Chris Anderson’s Makers: The New Industrial Revolution reveals its productivist bias in both its title and subtitle. Makers is, of course, a term that is synonymous with producers. The Industrial Revolutions- both the “first” (the factories of the 1850s), and the “second” (the assembly-line of the early 20th century)- form the backdrop for, and inform, Anderson’s analysis. They represented the height of production and to this day are the source of our lingering bias toward seeing the world through the lens of production. As the title makes clear, Anderson foresees, and is a cheerleader for, a new Industrial Revolution, a revolution in (personal) production based on the computer, the Internet, and especially new technologies such as the desktop CAD, the laser cutter and the 3-D printer (which squirts liquids such as plastic rather than ink). These technologies will allow us (in collaboration with others in open-source online communities) to make more things from the bottom up by ourselves, or in shared maker-spaces, than relying on large-scale organizations to produce them for us. I think Anderson is on to something important here and we will see a dramatic shift away from enormous organizations devoted to production and toward small, even one-person, arrangements capable of producing a wide range of things on their own.

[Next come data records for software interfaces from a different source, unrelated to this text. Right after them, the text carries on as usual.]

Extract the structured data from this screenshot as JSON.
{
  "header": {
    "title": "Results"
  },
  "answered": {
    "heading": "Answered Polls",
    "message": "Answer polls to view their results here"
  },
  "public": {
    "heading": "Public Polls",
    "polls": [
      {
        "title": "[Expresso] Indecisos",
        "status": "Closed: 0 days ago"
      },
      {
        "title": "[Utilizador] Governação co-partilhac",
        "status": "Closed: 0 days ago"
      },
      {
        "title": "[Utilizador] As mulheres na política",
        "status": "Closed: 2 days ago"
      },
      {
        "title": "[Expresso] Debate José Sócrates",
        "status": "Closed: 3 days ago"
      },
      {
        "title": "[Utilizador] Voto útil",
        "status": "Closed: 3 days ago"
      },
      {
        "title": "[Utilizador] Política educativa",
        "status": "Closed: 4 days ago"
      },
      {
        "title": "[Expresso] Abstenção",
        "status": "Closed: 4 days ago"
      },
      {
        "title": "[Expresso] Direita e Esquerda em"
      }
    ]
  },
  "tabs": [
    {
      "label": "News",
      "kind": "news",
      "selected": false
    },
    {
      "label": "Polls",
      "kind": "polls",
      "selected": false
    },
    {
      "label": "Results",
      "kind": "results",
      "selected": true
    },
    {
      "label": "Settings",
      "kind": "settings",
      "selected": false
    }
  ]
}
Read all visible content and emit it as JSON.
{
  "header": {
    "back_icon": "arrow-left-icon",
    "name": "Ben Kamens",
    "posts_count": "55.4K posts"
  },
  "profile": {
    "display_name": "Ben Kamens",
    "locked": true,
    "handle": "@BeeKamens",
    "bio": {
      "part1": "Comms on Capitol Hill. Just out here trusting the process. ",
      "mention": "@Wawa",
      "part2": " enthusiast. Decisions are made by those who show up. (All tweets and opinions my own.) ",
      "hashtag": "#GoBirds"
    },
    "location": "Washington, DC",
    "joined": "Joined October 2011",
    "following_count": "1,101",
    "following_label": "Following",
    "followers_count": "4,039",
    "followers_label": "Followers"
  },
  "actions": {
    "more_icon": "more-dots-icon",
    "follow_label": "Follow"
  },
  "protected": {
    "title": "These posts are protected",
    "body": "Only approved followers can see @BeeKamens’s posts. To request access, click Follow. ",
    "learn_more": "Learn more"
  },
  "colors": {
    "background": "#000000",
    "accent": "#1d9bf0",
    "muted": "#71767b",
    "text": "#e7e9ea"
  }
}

However, my focus is on Anderson’s single-minded concern with production and the ways in which that distorts his analysis. The fact is that Anderson should have known better since all of the technologies and processes of concern to him also involve consumption. Indeed, they involve more-or-less simultaneous production and consumption, or prosumption. Many of the makers of concern to Anderson had their roots, and many continue to remain, in the DIY movement. DIY is a form of prosumption since do-it-yourselfers are most often involved in producing things for their own consumption. Many of Anderson’s initial examples involve such DIY activities as making things with his grandfather, his garage band when he was in his 20s, making dollhouse furniture for his children and, of course, in various web-based activities. A good number of the DIY activities discussed throughout the book end up becoming profit-making businesses involved in prosuming for others. These are ultimately the forerunners of the small businesses that are the hope, in Anderson’s view, for saving American capitalism and its economy more generally (Ritchie S. King, “When Breakthroughs Begin at Home.” New York Times January 16, 2012).
Anderson’s productivist biases prevent him from seeing that what he is really describing is a world increasingly based on, and characterized by prosumption. Makers are, and many will continue to be, prosumers making things for themselves, as well as for those close to them. Some, perhaps many, will turn these activities into businesses, but even then they, and those they hire if and when the businesses grow, will remain prosumers as they consume raw materials, their own labor time, and so on in the process of production.
As a result, in closing Anderson offers two alternatives for the economic future for the United States and other Western countries (226). One is where things are made to be “exchange values” to be sold commercially, while the other is where things are made as “use values” for one’s own use and for the sheer pleasure of making them. Needless to say, Anderson places his bet on the former alternative. Since he, like most analysts, does not possess a clear sense, or a well-established concept, of prosumption, he is unable to see that in either alternative he is analyzing prosumption. It is prosumption that is our (once and) future reality.